> **ASSIGNMENT**
Report all lines below with the word "Person".

Data about app and page elements:
• • • • • • •

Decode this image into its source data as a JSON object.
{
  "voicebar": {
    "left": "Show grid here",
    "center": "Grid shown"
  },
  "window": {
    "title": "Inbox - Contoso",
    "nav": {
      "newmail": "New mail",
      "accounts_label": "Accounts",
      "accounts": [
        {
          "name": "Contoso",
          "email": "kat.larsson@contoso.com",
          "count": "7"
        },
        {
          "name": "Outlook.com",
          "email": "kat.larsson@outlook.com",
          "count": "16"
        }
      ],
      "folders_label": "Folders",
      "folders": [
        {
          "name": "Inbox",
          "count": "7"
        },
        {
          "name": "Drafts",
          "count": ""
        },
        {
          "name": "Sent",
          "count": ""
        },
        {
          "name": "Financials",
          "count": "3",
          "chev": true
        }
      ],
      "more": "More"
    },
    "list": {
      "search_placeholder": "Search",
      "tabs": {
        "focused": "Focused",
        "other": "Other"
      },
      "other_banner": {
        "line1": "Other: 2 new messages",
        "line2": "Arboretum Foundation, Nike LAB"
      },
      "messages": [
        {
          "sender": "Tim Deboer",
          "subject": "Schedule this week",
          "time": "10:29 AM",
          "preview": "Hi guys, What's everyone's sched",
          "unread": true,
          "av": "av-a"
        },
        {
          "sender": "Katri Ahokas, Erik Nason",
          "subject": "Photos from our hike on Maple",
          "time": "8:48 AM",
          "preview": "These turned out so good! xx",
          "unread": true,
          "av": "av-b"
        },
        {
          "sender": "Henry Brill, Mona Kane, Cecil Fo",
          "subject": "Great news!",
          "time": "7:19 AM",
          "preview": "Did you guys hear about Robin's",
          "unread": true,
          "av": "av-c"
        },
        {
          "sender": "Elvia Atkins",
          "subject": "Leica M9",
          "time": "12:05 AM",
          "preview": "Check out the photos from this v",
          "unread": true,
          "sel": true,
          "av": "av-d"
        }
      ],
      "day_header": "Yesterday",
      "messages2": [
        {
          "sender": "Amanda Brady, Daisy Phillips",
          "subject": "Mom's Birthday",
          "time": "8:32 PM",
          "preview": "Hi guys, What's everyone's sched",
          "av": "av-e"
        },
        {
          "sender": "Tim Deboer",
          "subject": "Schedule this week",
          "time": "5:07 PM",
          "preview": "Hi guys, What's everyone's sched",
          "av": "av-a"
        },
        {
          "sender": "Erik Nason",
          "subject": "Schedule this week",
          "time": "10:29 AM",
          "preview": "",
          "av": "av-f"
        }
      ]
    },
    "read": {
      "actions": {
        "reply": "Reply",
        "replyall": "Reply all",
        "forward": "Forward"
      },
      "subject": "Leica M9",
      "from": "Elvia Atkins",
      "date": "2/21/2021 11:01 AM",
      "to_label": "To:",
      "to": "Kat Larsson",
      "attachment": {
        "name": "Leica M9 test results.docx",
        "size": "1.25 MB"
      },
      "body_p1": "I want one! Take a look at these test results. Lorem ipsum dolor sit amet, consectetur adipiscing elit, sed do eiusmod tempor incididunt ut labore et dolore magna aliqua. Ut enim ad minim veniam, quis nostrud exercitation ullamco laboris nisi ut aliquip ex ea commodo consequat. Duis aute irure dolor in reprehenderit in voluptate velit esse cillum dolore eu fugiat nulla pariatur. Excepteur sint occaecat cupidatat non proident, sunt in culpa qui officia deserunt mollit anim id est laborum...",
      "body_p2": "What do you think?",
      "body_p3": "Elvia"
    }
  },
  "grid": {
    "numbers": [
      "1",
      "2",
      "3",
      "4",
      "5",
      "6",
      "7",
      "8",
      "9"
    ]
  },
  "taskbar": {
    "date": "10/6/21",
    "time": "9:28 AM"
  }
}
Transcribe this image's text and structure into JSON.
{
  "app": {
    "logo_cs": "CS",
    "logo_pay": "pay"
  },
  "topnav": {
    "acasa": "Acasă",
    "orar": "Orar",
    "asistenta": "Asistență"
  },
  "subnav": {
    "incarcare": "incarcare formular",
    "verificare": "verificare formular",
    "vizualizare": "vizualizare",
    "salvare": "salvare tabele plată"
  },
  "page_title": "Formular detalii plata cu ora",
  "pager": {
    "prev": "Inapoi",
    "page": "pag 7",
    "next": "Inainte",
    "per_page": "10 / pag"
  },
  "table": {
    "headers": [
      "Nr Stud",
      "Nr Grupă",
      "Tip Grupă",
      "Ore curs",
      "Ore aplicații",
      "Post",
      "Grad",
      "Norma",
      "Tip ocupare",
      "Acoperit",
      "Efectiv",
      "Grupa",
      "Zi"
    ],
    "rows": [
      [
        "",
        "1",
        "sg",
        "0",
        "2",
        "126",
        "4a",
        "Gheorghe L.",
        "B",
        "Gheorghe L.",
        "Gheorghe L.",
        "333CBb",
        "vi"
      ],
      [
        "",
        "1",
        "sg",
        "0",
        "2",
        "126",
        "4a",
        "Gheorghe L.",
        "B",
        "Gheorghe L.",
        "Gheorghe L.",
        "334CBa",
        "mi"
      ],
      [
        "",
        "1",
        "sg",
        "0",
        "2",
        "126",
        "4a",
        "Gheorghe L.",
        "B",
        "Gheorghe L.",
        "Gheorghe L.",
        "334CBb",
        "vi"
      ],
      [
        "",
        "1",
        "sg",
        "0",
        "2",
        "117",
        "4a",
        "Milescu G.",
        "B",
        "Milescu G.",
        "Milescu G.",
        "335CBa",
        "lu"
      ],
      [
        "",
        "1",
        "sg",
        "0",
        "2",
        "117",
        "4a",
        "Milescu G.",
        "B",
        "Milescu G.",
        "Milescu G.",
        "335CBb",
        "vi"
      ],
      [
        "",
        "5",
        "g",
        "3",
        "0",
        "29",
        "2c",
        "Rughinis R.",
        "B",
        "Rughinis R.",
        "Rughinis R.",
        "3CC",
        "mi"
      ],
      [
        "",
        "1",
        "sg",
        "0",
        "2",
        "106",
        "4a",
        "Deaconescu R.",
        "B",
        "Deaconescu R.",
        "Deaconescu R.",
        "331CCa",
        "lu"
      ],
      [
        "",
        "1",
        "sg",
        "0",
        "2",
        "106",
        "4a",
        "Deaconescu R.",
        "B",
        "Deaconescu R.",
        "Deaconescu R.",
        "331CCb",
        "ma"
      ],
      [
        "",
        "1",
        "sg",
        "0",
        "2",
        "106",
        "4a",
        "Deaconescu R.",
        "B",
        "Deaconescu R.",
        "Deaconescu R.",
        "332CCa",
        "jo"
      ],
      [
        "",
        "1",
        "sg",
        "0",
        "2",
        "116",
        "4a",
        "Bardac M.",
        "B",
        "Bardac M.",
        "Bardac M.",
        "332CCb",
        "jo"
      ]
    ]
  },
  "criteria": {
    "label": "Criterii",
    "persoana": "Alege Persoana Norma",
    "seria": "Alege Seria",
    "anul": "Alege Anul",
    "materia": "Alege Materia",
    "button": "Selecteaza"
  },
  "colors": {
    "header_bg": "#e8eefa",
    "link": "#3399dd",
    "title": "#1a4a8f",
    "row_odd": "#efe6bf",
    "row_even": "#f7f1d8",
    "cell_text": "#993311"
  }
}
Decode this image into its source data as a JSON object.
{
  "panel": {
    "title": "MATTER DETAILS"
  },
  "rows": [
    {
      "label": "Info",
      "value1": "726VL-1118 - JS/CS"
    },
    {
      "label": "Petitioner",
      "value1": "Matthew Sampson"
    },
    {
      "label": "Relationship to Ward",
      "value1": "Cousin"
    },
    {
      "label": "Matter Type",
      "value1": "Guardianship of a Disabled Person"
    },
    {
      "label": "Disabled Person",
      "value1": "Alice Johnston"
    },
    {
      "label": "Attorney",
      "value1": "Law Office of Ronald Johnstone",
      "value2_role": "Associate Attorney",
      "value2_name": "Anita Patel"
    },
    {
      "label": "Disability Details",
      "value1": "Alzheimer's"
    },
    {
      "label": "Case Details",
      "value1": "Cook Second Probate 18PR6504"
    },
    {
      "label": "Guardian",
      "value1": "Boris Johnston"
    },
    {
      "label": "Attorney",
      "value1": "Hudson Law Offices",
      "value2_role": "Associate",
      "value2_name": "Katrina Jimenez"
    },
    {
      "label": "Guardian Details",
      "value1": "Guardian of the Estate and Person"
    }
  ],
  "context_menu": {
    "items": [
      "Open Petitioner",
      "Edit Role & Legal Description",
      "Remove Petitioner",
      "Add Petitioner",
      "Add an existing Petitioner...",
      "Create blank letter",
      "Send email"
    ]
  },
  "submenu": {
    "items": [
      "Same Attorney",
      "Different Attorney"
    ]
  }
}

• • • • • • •

> **REPLY TO THE EXERCISE**
      "value1": "Guardianship of a Disabled Person"
      "label": "Disabled Person",
      "value1": "Guardian of the Estate and Person"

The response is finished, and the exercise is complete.